Reforming subsidies to the consumption of fossil fuels can yield significant local benefits in the relatively short term. These include, for instance, reductions in local pollution and related cardiovascular and respiratory diseases and reduced traffic congestion and accidents. According to the IMF (post-tax estimates), underpriced local air pollution accounts for about 42 per cent of global fossil fuel subsidies, and traffic congestion and accidents account for about 15 per cent.
Phasing out fossil fuel subsidies would also free up fiscal space and allow for the distribution of cash transfers to segments of the population affected by the reform (ideally, primarily targeted at low-income households). Various jurisdictions are moving in this direction. For instance, the Philippines and Indonesia have implemented cash transfers in conjunction with fossil fuel subsidies reforms.

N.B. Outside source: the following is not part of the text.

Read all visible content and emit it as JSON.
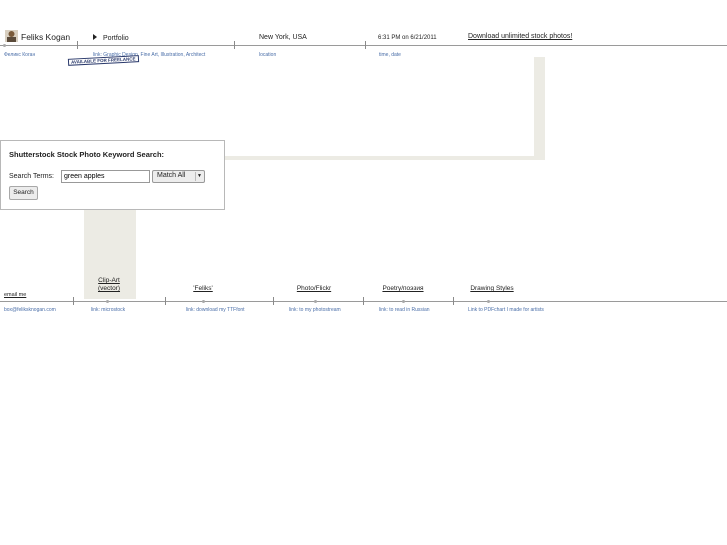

More elaborated mechanisms can be imagined to better garner public support for reforms. For instance, Dirk Heine and I have proposed a mechanism whereby forecasted revenues from environmental tax reforms are distributed to citizens on visible but frozen bank accounts before the environmental tax reform takes place, and the accounts are unfrozen only after the reform has passed. This mechanism helps make the benefits of environmental tax reform salient to cash recipients while also increasing public trust that cash transfers will be distributed (an important factor in communities where citizens do not trust their government). The scheme was initially elaborated to implement carbon taxes but can equally apply to fossil fuel subsidies reforms, as both measures create fiscal space while increasing energy prices. Further research on how to make the benefits of fossil fuel subsidies reforms more tangible for the public could help advance the climate agenda.
To Sum Up
While COP26 has delivered less than many had hoped for, there are some tangible achievements from this round of negotiations. One of the areas where some progress has been made is the reform of fossil fuel subsidies. Experience shows that achieving higher ambition in reducing fossil fuel subsidies often requires increasing public support for these reforms. A pragmatic approach to fossil fuel subsidies reforms can help in catalyzing this support. Advocacy and government efforts should focus more on local and tangible benefits of fossil fuel subsidy reforms – such as improved air quality and electronic cash transfers. While this approach is not a silver bullet, it can help make additional steps in the right direction.
Goran Dominioni is an Assistant Professor at the School of Law and Government of Dublin City University
Goran Dominioni will be a speaker at the DCU Law Research Centre’s Seminar on “Carbon Border Adjustment Mechanisms after COP26” on 15 December.
The views expressed in this blog reflect the position of the author(s) and not necessarily that of the Brexit Institute Blog.